**What is being asked**:
Retype the records below exactly as they appear.

Data section start

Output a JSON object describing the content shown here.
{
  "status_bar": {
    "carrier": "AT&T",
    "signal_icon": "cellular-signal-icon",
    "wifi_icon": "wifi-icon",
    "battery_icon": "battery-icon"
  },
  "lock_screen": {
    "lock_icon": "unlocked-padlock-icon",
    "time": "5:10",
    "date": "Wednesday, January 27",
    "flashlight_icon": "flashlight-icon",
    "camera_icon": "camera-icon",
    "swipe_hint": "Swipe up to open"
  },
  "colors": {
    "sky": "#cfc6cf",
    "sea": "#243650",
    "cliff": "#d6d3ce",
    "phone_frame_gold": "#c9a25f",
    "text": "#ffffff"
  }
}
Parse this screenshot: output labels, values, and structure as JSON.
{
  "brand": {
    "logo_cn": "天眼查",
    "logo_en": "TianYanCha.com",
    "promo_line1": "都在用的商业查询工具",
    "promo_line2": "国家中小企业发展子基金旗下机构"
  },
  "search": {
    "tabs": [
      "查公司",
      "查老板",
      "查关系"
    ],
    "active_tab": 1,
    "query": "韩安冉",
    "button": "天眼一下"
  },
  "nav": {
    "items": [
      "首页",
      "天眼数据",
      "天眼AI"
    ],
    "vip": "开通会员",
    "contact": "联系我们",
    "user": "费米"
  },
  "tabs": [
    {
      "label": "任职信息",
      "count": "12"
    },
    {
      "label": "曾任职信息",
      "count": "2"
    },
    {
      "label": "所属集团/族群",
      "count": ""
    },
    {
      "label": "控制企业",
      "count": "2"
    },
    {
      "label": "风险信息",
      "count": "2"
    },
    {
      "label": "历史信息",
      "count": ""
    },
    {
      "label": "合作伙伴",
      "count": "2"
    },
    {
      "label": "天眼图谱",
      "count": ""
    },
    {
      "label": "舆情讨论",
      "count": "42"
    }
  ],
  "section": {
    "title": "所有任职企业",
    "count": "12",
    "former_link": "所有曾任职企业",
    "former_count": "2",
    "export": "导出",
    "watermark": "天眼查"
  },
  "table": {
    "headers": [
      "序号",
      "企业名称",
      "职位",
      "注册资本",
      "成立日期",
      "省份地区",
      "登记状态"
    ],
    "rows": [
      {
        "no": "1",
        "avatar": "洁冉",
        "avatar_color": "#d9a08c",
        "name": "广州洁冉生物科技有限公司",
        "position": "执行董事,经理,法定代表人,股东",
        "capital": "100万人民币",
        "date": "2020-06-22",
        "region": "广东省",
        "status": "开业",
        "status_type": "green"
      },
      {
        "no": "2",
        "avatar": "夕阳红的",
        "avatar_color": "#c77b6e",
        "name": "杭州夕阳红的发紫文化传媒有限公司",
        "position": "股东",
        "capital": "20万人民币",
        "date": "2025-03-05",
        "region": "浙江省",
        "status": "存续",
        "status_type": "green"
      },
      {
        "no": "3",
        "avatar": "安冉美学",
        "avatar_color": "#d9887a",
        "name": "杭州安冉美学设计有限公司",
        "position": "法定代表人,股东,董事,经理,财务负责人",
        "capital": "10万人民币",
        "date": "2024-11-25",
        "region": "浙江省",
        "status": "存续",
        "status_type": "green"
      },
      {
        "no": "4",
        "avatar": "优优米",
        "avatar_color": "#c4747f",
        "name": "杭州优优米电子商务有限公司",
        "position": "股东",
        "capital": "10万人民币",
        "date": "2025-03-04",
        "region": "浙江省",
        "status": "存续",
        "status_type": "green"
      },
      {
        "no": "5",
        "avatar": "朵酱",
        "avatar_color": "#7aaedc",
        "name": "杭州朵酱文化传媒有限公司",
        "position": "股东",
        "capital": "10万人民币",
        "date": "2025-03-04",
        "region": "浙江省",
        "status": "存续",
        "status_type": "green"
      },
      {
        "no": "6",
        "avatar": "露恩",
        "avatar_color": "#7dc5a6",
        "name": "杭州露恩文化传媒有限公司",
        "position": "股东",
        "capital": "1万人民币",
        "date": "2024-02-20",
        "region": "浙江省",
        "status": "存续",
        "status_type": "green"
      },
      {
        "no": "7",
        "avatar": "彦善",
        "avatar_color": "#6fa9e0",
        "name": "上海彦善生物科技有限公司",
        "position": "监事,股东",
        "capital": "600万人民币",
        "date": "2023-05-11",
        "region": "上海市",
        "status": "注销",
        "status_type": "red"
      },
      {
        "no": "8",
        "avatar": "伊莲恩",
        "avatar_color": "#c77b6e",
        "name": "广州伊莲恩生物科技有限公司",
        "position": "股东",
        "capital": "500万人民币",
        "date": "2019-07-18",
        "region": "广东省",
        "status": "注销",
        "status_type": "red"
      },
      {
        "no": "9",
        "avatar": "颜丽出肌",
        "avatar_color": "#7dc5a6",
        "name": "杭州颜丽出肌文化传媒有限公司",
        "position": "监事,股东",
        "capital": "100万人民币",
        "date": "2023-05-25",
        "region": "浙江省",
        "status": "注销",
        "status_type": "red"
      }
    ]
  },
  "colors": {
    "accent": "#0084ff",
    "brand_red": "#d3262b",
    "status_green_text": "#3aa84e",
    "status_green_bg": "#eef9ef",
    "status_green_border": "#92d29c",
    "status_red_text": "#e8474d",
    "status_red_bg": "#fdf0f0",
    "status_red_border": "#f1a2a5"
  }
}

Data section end

**Exercise answer**:
Output a JSON object describing the content shown here.
{
  "status_bar": {
    "carrier": "AT&T",
    "signal_icon": "cellular-signal-icon",
    "wifi_icon": "wifi-icon",
    "battery_icon": "battery-icon"
  },
  "lock_screen": {
    "lock_icon": "unlocked-padlock-icon",
    "time": "5:10",
    "date": "Wednesday, January 27",
    "flashlight_icon": "flashlight-icon",
    "camera_icon": "camera-icon",
    "swipe_hint": "Swipe up to open"
  },
  "colors": {
    "sky": "#cfc6cf",
    "sea": "#243650",
    "cliff": "#d6d3ce",
    "phone_frame_gold": "#c9a25f",
    "text": "#ffffff"
  }
}
Parse this screenshot: output labels, values, and structure as JSON.
{
  "brand": {
    "logo_cn": "天眼查",
    "logo_en": "TianYanCha.com",
    "promo_line1": "都在用的商业查询工具",
    "promo_line2": "国家中小企业发展子基金旗下机构"
  },
  "search": {
    "tabs": [
      "查公司",
      "查老板",
      "查关系"
    ],
    "active_tab": 1,
    "query": "韩安冉",
    "button": "天眼一下"
  },
  "nav": {
    "items": [
      "首页",
      "天眼数据",
      "天眼AI"
    ],
    "vip": "开通会员",
    "contact": "联系我们",
    "user": "费米"
  },
  "tabs": [
    {
      "label": "任职信息",
      "count": "12"
    },
    {
      "label": "曾任职信息",
      "count": "2"
    },
    {
      "label": "所属集团/族群",
      "count": ""
    },
    {
      "label": "控制企业",
      "count": "2"
    },
    {
      "label": "风险信息",
      "count": "2"
    },
    {
      "label": "历史信息",
      "count": ""
    },
    {
      "label": "合作伙伴",
      "count": "2"
    },
    {
      "label": "天眼图谱",
      "count": ""
    },
    {
      "label": "舆情讨论",
      "count": "42"
    }
  ],
  "section": {
    "title": "所有任职企业",
    "count": "12",
    "former_link": "所有曾任职企业",
    "former_count": "2",
    "export": "导出",
    "watermark": "天眼查"
  },
  "table": {
    "headers": [
      "序号",
      "企业名称",
      "职位",
      "注册资本",
      "成立日期",
      "省份地区",
      "登记状态"
    ],
    "rows": [
      {
        "no": "1",
        "avatar": "洁冉",
        "avatar_color": "#d9a08c",
        "name": "广州洁冉生物科技有限公司",
        "position": "执行董事,经理,法定代表人,股东",
        "capital": "100万人民币",
        "date": "2020-06-22",
        "region": "广东省",
        "status": "开业",
        "status_type": "green"
      },
      {
        "no": "2",
        "avatar": "夕阳红的",
        "avatar_color": "#c77b6e",
        "name": "杭州夕阳红的发紫文化传媒有限公司",
        "position": "股东",
        "capital": "20万人民币",
        "date": "2025-03-05",
        "region": "浙江省",
        "status": "存续",
        "status_type": "green"
      },
      {
        "no": "3",
        "avatar": "安冉美学",
        "avatar_color": "#d9887a",
        "name": "杭州安冉美学设计有限公司",
        "position": "法定代表人,股东,董事,经理,财务负责人",
        "capital": "10万人民币",
        "date": "2024-11-25",
        "region": "浙江省",
        "status": "存续",
        "status_type": "green"
      },
      {
        "no": "4",
        "avatar": "优优米",
        "avatar_color": "#c4747f",
        "name": "杭州优优米电子商务有限公司",
        "position": "股东",
        "capital": "10万人民币",
        "date": "2025-03-04",
        "region": "浙江省",
        "status": "存续",
        "status_type": "green"
      },
      {
        "no": "5",
        "avatar": "朵酱",
        "avatar_color": "#7aaedc",
        "name": "杭州朵酱文化传媒有限公司",
        "position": "股东",
        "capital": "10万人民币",
        "date": "2025-03-04",
        "region": "浙江省",
        "status": "存续",
        "status_type": "green"
      },
      {
        "no": "6",
        "avatar": "露恩",
        "avatar_color": "#7dc5a6",
        "name": "杭州露恩文化传媒有限公司",
        "position": "股东",
        "capital": "1万人民币",
        "date": "2024-02-20",
        "region": "浙江省",
        "status": "存续",
        "status_type": "green"
      },
      {
        "no": "7",
        "avatar": "彦善",
        "avatar_color": "#6fa9e0",
        "name": "上海彦善生物科技有限公司",
        "position": "监事,股东",
        "capital": "600万人民币",
        "date": "2023-05-11",
        "region": "上海市",
        "status": "注销",
        "status_type": "red"
      },
      {
        "no": "8",
        "avatar": "伊莲恩",
        "avatar_color": "#c77b6e",
        "name": "广州伊莲恩生物科技有限公司",
        "position": "股东",
        "capital": "500万人民币",
        "date": "2019-07-18",
        "region": "广东省",
        "status": "注销",
        "status_type": "red"
      },
      {
        "no": "9",
        "avatar": "颜丽出肌",
        "avatar_color": "#7dc5a6",
        "name": "杭州颜丽出肌文化传媒有限公司",
        "position": "监事,股东",
        "capital": "100万人民币",
        "date": "2023-05-25",
        "region": "浙江省",
        "status": "注销",
        "status_type": "red"
      }
    ]
  },
  "colors": {
    "accent": "#0084ff",
    "brand_red": "#d3262b",
    "status_green_text": "#3aa84e",
    "status_green_bg": "#eef9ef",
    "status_green_border": "#92d29c",
    "status_red_text": "#e8474d",
    "status_red_bg": "#fdf0f0",
    "status_red_border": "#f1a2a5"
  }
}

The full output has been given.